* UN Security Council may vote soon on Mali mission
* African Union plans military push to oust Islamist rebels
* Washington more cautious than Paris about plan
By John Irish and Louis Charbonneau
PARIS/UNITED NATIONS, Dec 18 France said on
Tuesday it would address U.S. concerns about a military mission
to retake northern Mali from Islamist rebels and hoped for a
Security Council vote this week, but U.N. envoys said a
French-U.S. agreement on the issue remained elusive.
U.S. diplomats have voiced scepticism over a French draft
resolution to approve an African Union (AU) military force that
would seek to oust al Qaeda-linked insurgents who seized vast
swathes of the African country last March.
U.N. chief Ban Ki-moon has cautiously recommended the
Security Council approve the operation, but Washington countered
Paris's draft with its own proposal for a two-phase mission,
focusing first on training Malian and other African forces and
pursuing a political process before mandating a military
Foreign Ministry spokesman Philippe Lalliot said Paris was
confident of finding common ground with Washington before the
"We are on course to meet our objective to get this
resolution adopted by the week's end," he told reporters.
"We are discussing two points: the assurances the Americans
are asking for to ensure the U.N. forces are able to carry out
their mission, and financing the mission," Lalliot said.
U.N. Security Council diplomats in New York, however, cast
doubt on the French optimism, telling Reuters on condition of
anonymity that Washington and Paris were still far from a deal.
A senior Western diplomat said "it's not quite nailed down
The draft resolution would have the council authorize the
use of "all necessary measures" - diplomatic code for military
force - to tackle the al Qaeda militants in northern Mali.
The draft would also set key "benchmarks" for Mali,
including a political agreement and verified training and
operational readiness of the battered Malian army and the
African intervention force.
The political track would have to include a deal between the
Malian government and the separatist Tuaregs and Ansar Dine,
The idea would be that operations to take on al Qaeda in the
north of Mali, which would not begin before September or October
2013, would not commence if the benchmarks were not met, the
U.N. diplomats and officials say there has been progress on
the political front. The Tuareg separatist MNLA, which launched
the northern uprising, and Ansar Dine, a local Islamist group,
have agreed to work on a negotiated solution with Malian
Once viewed as an example of democratic progress in Africa,
Mali was plunged into chaos in March by a coup that toppled the
president and left a power vacuum that was quickly exploited by
rebels to seize the country's desert north.
Former colonial master France, which has several citizens
held hostage in the Sahara by al Qaeda-linked groups, is pushing
for a swift war. Washington, which spent years working with
Mali's army, advocates a more cautious approach.
Foreign Minister Laurent Fabius said on Sunday that 14 of
the Security Council's 15 members backed France's initiative,
suggesting Washington was isolated.
The fall of Mali's north to Islamist groups, including al

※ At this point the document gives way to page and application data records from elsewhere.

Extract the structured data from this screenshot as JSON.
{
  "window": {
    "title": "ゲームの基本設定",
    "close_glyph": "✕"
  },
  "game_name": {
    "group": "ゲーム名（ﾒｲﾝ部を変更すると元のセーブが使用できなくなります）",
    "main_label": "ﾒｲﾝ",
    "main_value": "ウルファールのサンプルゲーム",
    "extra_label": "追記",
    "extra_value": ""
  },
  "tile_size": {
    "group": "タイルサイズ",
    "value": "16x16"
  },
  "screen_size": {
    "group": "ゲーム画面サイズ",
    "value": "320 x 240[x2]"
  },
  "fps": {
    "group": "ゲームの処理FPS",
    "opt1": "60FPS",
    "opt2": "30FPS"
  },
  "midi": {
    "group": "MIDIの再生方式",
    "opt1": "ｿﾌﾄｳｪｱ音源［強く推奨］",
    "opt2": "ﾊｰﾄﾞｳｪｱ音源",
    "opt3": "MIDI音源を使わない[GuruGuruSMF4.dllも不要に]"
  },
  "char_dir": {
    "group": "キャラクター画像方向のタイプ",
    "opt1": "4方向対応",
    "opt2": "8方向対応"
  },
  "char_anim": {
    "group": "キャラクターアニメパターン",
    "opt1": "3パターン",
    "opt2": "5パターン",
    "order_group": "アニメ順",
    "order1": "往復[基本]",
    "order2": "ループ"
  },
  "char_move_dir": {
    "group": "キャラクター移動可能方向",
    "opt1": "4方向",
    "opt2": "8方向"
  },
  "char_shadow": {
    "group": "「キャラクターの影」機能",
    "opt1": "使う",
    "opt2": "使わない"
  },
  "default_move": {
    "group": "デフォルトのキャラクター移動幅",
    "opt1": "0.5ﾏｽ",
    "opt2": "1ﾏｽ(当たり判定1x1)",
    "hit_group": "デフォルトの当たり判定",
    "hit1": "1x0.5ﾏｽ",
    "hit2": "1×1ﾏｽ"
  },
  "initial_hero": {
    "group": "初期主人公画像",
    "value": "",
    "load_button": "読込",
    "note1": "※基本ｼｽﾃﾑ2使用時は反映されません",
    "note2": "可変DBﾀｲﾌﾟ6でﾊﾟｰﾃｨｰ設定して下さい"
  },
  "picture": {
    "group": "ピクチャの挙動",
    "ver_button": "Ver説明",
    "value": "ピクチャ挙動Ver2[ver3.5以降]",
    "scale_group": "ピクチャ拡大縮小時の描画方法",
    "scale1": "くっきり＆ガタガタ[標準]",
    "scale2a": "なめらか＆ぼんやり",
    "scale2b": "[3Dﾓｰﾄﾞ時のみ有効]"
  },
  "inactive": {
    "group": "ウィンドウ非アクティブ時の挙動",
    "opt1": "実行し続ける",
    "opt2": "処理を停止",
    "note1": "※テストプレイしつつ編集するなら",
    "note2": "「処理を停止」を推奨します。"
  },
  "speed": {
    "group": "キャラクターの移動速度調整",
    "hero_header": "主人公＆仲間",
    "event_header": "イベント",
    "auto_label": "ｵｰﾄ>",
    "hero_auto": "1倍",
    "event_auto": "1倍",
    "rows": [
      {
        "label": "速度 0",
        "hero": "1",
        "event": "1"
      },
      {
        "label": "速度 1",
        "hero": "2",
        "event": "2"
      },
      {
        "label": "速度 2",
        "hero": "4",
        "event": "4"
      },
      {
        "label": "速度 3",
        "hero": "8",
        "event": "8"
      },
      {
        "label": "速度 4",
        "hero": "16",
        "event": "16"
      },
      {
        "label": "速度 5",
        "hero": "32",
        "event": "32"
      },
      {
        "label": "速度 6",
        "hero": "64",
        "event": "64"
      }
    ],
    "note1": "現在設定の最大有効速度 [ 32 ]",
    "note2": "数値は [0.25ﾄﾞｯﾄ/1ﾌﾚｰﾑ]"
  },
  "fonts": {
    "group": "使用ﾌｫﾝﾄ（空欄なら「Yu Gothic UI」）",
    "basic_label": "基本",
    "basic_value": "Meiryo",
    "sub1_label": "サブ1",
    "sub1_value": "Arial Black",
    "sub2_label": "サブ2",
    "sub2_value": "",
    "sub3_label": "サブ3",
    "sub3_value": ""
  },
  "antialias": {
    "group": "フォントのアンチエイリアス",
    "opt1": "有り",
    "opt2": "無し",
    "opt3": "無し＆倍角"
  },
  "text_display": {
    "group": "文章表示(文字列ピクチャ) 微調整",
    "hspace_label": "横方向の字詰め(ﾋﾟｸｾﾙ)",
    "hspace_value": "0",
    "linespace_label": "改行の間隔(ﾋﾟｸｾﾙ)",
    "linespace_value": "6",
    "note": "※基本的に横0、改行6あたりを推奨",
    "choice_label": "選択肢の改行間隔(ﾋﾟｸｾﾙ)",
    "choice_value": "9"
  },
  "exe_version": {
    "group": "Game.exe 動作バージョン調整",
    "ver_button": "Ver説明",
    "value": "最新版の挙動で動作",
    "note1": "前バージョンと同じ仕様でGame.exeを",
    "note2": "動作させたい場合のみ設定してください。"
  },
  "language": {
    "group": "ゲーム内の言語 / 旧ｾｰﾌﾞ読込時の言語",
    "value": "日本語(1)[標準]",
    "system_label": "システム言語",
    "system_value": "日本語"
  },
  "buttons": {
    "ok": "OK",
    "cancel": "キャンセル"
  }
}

Qaeda's North African wing AQIM, has created a haven for
militants and international organised crime groups in West
Africa, stirring fears of attacks in Europe.
Washington, however, has said any military intervention
should wait until after elections, to strengthen the civilian
leadership in the capital Bamako where the prime minister was
forced to resign last week after being arrested by the army.
The U.S. delegation wants the council to first authorize the
training mission and then the northern intervention force, while
the French want one authorization.
Another element of the French-U.S. disagreement, diplomats
said, is Washington's belief that Malian troops and forces from
the West African regional group ECOWAS are not up to the fight
against battle-hardened AQIM militants.
The Americans believe non-ECOWAS countries with forces
accustomed to desert fighting like Chad and Mauritania should
lead the initial combat operations in northern Mali, where they
would effectively be attempting to kill as many militants as
The Chadians and Mauritanians have the best desert fighters,
the senior Western diplomat said.
Asked whether Washington and Paris would reach an agreement,
U.S. Deputy Assistant Secretary of State Michael Pelletier said
discussions were ongoing and voiced support for an election in
Mali to be held as soon as possible.
"We really believe that a democratically elected government
would have more credibility to negotiate and to lead the
campaign to restore the territorial integrity of Mali," he told
reporters on a conference call.